WHAT TO DO | Every record that follows should be output exactly as it is given.

(Collected data entries)
☆ ☆ ☆ ☆ ☆ ☆ ☆

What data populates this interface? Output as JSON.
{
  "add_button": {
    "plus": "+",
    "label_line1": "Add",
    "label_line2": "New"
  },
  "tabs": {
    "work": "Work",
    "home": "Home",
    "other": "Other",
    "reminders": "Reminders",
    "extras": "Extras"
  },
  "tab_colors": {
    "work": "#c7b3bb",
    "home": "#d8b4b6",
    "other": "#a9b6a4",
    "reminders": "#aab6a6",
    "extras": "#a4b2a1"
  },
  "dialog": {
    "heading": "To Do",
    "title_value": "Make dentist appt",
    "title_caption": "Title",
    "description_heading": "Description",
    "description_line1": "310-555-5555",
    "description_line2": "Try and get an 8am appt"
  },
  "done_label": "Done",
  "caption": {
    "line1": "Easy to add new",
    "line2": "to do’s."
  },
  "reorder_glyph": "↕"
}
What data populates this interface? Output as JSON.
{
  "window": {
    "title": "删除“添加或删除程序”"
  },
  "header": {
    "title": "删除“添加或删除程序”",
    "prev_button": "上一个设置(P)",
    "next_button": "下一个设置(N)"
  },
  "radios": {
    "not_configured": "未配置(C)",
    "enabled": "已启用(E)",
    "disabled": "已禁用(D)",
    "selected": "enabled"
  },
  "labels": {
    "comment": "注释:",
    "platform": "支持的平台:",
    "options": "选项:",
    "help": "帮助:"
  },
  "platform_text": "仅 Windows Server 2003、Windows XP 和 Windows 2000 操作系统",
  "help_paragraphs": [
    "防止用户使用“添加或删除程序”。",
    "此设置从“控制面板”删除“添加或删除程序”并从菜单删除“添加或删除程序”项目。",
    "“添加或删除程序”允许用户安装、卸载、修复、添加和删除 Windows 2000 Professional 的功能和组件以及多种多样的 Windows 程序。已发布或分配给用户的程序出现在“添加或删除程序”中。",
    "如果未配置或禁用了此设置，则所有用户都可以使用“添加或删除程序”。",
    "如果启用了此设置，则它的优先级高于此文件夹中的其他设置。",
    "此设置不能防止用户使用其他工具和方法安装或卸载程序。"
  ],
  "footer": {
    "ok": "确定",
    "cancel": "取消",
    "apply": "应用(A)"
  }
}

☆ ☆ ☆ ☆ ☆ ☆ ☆

ANSWER |
What data populates this interface? Output as JSON.
{
  "add_button": {
    "plus": "+",
    "label_line1": "Add",
    "label_line2": "New"
  },
  "tabs": {
    "work": "Work",
    "home": "Home",
    "other": "Other",
    "reminders": "Reminders",
    "extras": "Extras"
  },
  "tab_colors": {
    "work": "#c7b3bb",
    "home": "#d8b4b6",
    "other": "#a9b6a4",
    "reminders": "#aab6a6",
    "extras": "#a4b2a1"
  },
  "dialog": {
    "heading": "To Do",
    "title_value": "Make dentist appt",
    "title_caption": "Title",
    "description_heading": "Description",
    "description_line1": "310-555-5555",
    "description_line2": "Try and get an 8am appt"
  },
  "done_label": "Done",
  "caption": {
    "line1": "Easy to add new",
    "line2": "to do’s."
  },
  "reorder_glyph": "↕"
}
What data populates this interface? Output as JSON.
{
  "window": {
    "title": "删除“添加或删除程序”"
  },
  "header": {
    "title": "删除“添加或删除程序”",
    "prev_button": "上一个设置(P)",
    "next_button": "下一个设置(N)"
  },
  "radios": {
    "not_configured": "未配置(C)",
    "enabled": "已启用(E)",
    "disabled": "已禁用(D)",
    "selected": "enabled"
  },
  "labels": {
    "comment": "注释:",
    "platform": "支持的平台:",
    "options": "选项:",
    "help": "帮助:"
  },
  "platform_text": "仅 Windows Server 2003、Windows XP 和 Windows 2000 操作系统",
  "help_paragraphs": [
    "防止用户使用“添加或删除程序”。",
    "此设置从“控制面板”删除“添加或删除程序”并从菜单删除“添加或删除程序”项目。",
    "“添加或删除程序”允许用户安装、卸载、修复、添加和删除 Windows 2000 Professional 的功能和组件以及多种多样的 Windows 程序。已发布或分配给用户的程序出现在“添加或删除程序”中。",
    "如果未配置或禁用了此设置，则所有用户都可以使用“添加或删除程序”。",
    "如果启用了此设置，则它的优先级高于此文件夹中的其他设置。",
    "此设置不能防止用户使用其他工具和方法安装或卸载程序。"
  ],
  "footer": {
    "ok": "确定",
    "cancel": "取消",
    "apply": "应用(A)"
  }
}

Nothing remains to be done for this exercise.